When I received an opportunity to cast bronze in Austin, Texas, at the Atelier 3-d with artist and teacher Steve Dubov, I signed right up. Always interested in process, Steve uses a different kind of investment mold and alters his technique for the lost wax bronze casting method.
So, I created a couple of new sculptures in wax. In my art post on April 15, I shared something of my creating the sprue, the wax sculpture connected to a wax funnel that will all ultimately become bronze.
While I need my wax welds to be strong, these things are a bit fragile and oddly shaped, each sprue being individual. My bumpity dirt driveway that is almost a mile long helps nothing. So, I have transported the wax floating in a bucket of water.
This greatly diminished the vibration and shock on the piece, although I still had water sloshing around in my car. Sheesh, I must continue to fill the driveway potholes with stone chips!
In the image above on the left, air conditioning metal tubing has been used to create a "mother mold" (the outer supporting mold). The next image shows me holding the sprue. Below, I am holding my sprue to keep it from floating, pour funnel at the top opening with the sculptures deeper, parallel to the side walls.
Steve is pouring a mixture of plaster, playground sand, and water into the mother mold. Once this mold has set, holes will be lightly punched into just the metal tubing to release steam later during the pouring of the molten bronze.
After the mold is ready, it will be heated and all of the wax will be melted out (hence the term "The Lost Wax Process" in bronze casting).
Now the sculpture is only an air space. Bronze will be heated to about 2000 degrees F so that it becomes a liquid. Then it will be poured into the funnel-shaped opening, travel down the air space, follow the sprue space to fill the sculpture space, and then chase air out the vents. The bronze begins cooling as soon as it is poured, so everything in the pour moves fairly quickly.

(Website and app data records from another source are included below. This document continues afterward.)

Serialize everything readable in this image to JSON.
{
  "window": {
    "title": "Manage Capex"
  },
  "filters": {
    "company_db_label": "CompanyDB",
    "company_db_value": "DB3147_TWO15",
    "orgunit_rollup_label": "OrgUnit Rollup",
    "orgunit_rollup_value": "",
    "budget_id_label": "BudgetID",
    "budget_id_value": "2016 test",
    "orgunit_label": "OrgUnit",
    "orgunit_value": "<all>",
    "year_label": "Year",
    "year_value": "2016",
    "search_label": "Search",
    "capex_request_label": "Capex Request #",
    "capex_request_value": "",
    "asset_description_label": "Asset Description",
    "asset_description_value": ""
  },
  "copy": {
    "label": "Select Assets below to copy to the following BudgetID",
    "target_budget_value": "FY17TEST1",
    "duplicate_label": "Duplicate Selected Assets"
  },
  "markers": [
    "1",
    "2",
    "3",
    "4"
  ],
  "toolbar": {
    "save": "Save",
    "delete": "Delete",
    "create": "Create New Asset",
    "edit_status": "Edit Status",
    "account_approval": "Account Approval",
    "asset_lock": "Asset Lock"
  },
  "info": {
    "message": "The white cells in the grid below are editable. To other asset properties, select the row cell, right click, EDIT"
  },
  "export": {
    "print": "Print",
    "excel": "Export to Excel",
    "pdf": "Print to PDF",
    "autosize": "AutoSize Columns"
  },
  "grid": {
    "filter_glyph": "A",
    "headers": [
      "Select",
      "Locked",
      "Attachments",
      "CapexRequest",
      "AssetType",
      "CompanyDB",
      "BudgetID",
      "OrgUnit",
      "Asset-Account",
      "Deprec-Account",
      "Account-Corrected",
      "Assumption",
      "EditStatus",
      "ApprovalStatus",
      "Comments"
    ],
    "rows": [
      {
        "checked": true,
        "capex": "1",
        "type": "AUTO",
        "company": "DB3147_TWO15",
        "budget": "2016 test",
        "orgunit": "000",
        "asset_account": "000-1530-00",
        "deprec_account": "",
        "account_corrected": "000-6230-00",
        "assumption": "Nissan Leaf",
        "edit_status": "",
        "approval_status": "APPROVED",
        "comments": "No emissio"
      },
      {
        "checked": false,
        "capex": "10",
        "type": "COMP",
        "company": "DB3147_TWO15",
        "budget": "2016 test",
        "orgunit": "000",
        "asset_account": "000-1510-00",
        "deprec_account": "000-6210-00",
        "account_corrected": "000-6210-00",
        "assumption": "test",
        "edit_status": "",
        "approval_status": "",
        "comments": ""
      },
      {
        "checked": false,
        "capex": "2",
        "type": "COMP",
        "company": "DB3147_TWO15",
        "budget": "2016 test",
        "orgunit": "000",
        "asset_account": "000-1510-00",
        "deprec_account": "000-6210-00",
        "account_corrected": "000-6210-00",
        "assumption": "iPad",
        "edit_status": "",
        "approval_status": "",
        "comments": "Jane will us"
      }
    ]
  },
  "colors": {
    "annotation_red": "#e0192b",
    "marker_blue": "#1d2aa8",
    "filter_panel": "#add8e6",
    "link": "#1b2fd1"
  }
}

I did not attend the bronze pour since I was working in my studio on my stone carving. This fourth image shows you the bronze pieces after Steve cut away the mold and then cut apart each sculpture from the cooled bronze sprue parts. He left some of the sprue on so that I could put the art into a vice as I chase the metal.